SALALM LXI Conference Theme
Mapping Resistance and Resilience in Latin American, Caribbean, and Iberian studies
Monday May 9 to Friday 13, 2016
University of Virginia
"América invertida" (1943)
by Joaquín Torres García (Montevideo, Uruguay, 1874-1949)
Used with permission from Museo Torres Garcia's Archivo de Imágenes
The Latin American, Caribbean, and Iberian regions have long been witness to great acts of resistance and resilience: from colonial heritage to democratization of the regions, the historical record is replete with widespread protests of abuses inflicted by the state and non-state actors, yet their open veins have not bled out. Many of the issues at stake in the resiliency of the regions are particularly visible in the context of globalization: from overlapping matters of ethnic and national identities in the cultural or political sphere, to neocolonialism in the economic sphere and gross imbalances of political power in the social sphere. SALALM 61’s theme will focus on the many ways in which individuals, organizations, institutions are facing globalizing trends in social, political, environmental and academic realms. Latin American, Caribbean, and Iberian Studies have proven resilient as a multi- and inter-disciplinary field, resisting direct assaults on its integrity by adapting and innovating. At stake in the resiliency of this field of area studies are matters of hegemony in North-South power dynamics, the rise of global and interdisciplinary studies, as well as the impact of the digital age on scholarship. In this framework, and borrowing from Joaquín Torres García, the title of the conference “Nuestro norte es el sur” is an invitation to consider and question the privileged position of the Global North in the academic discourse of the area, especially as that discourse engages with other disciplines against the background of global studies.

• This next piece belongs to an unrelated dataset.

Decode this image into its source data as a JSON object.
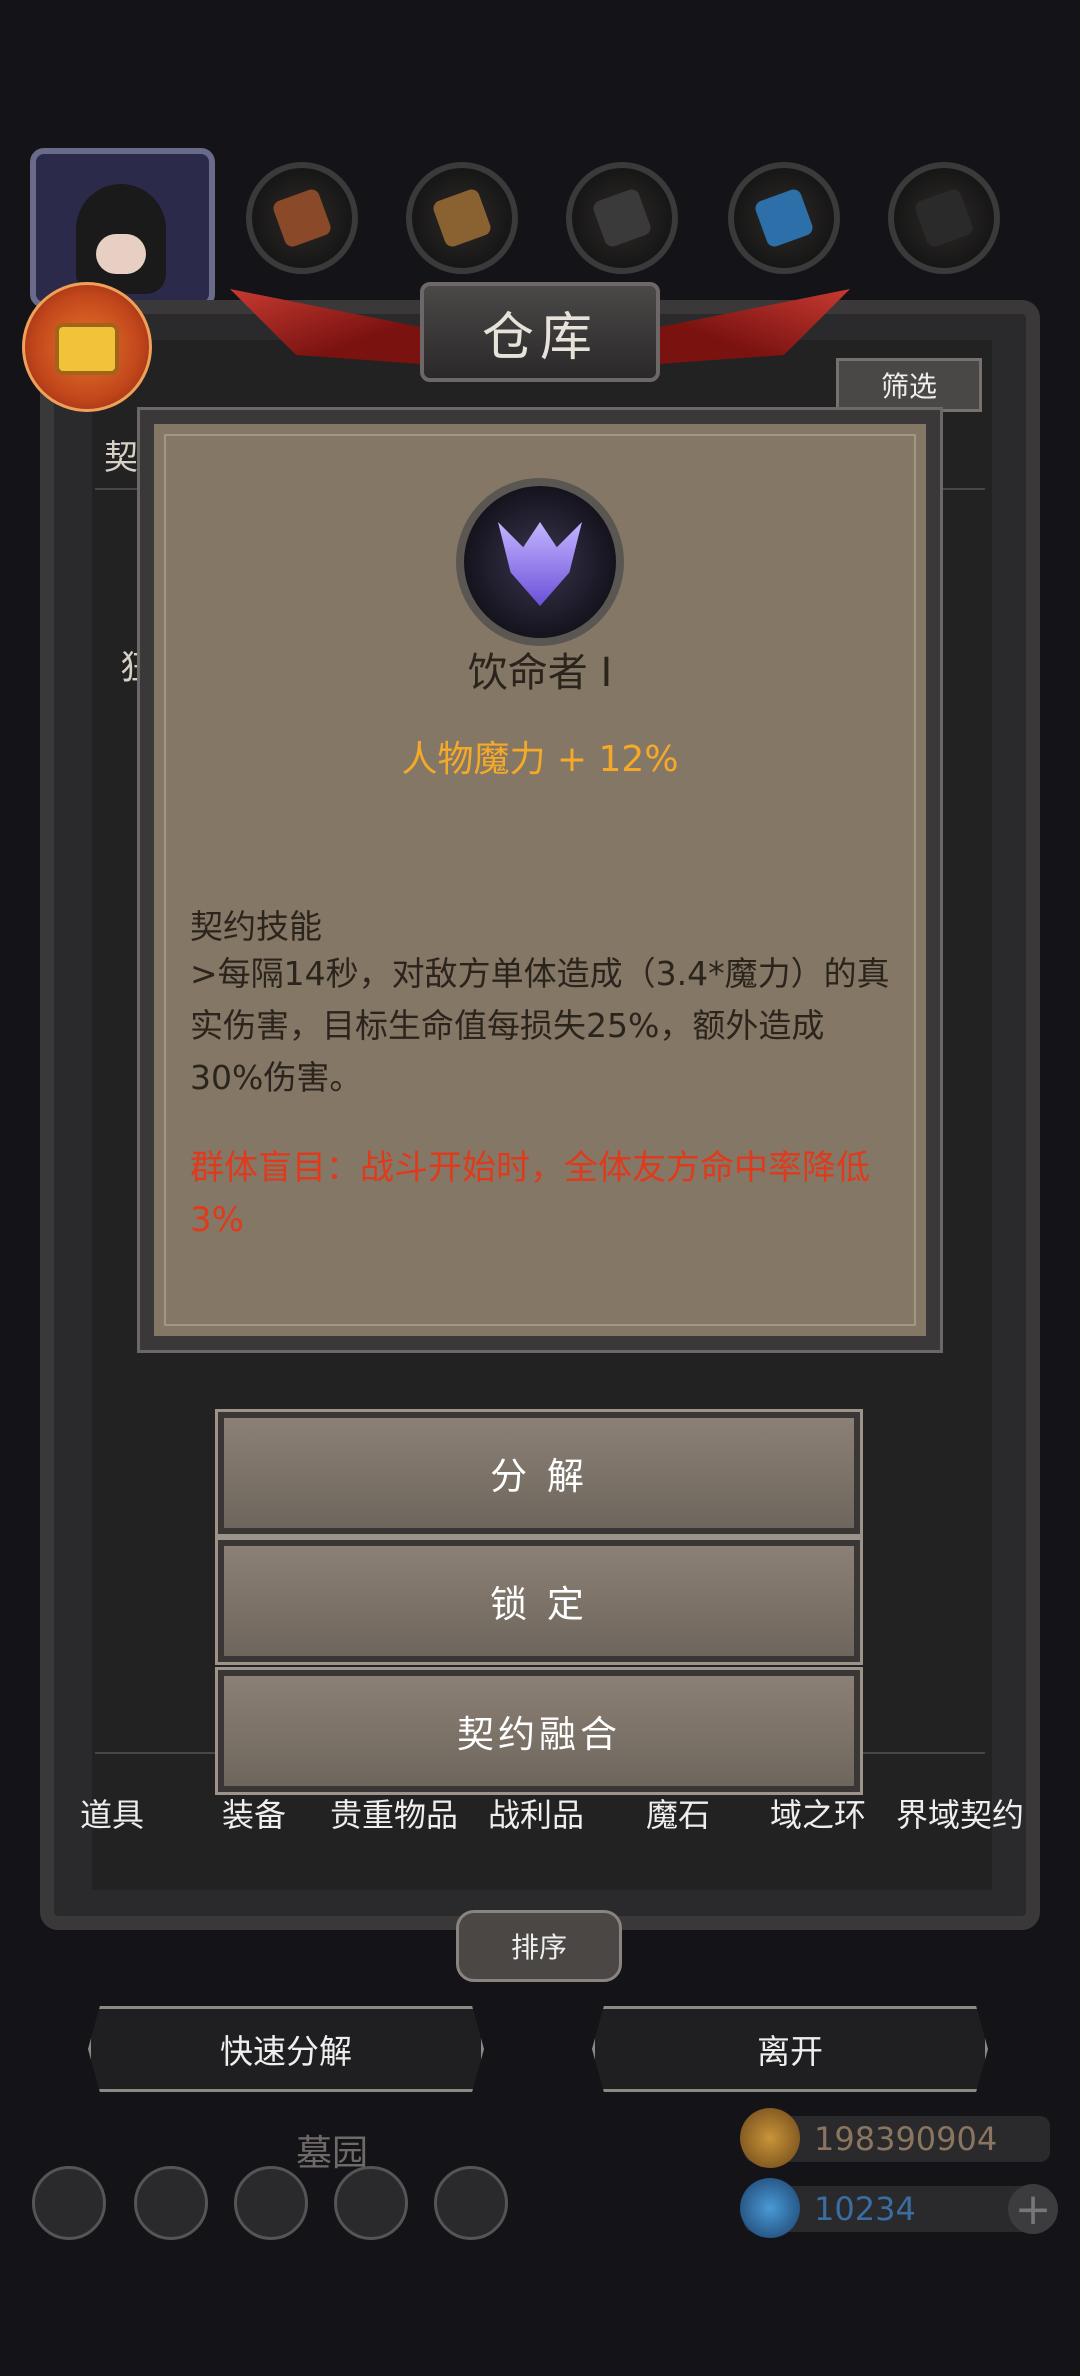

An examination of these topics can be framed in more specific terms by our recent professional endeavors as Latin American Studies librarians. Discussion at the Future of Area Studies Librarianship Workshop held at Indiana University in October 2013 addressed the fact that the focus on globalization in higher education requires a deep and broad understanding of all cultures and societies, which translates in a greater demand for international resources. What is the impact on globalized campuses and how will this fact influence the support for area and international collections and services?
This five-day conference will include three days of panel presentations, preceded by two days of roundtables alongside our traditional business meetings. The roundtables will provide a forum to continue the dialog of the workshop aforementioned and the roundtable “The Impact of Campus Internationalization on the Research Library” at SALALM 60 (2015). Because we want this conversation to permeate into discussions outside the realm of librarianship, the conference organizers will invite other stakeholders, e.g., area studies program administrators, faculty, doctoral students, and publishers to participate in SALALM 61. Special attention will be given to the foreseeable consequences of these trends in scholarly research, teaching, and librarianship, along with the strategies that librarians may develop in collaboration with other participants in the field to meet these challenges.
Each round table will consist of five invited individuals, each one representing one of the aforementioned stakeholders. Each table will focus on a given topic established by a set of questions prepared by the conference organizers. The dialogue will also embrace audience participation.
We are seeking for proposals for panels or panel presentations. Panels will include scholarly presentations related to the conference theme and will also include papers on practical issues of librarianship and archival management related to the topic.
Topics of discussion for panels and individual presentations may include, all within the context of Latin American, Caribbean, and Iberian Studies:
- Overlapping matters of ethnic, racial and/or national identities in the cultural sphere.
- Neocolonialism in the economic sphere and the consequences for research libraries and archives.
- Hegemony in North-South dynamics and their effect in the publishing and library worlds.
- The influence of the digital age on scholarship in this area.
- The evolution of Global and International Studies.
- The resilience of Latin American, Caribbean, and Iberian Studies within the context of globalization, its changes and innovations.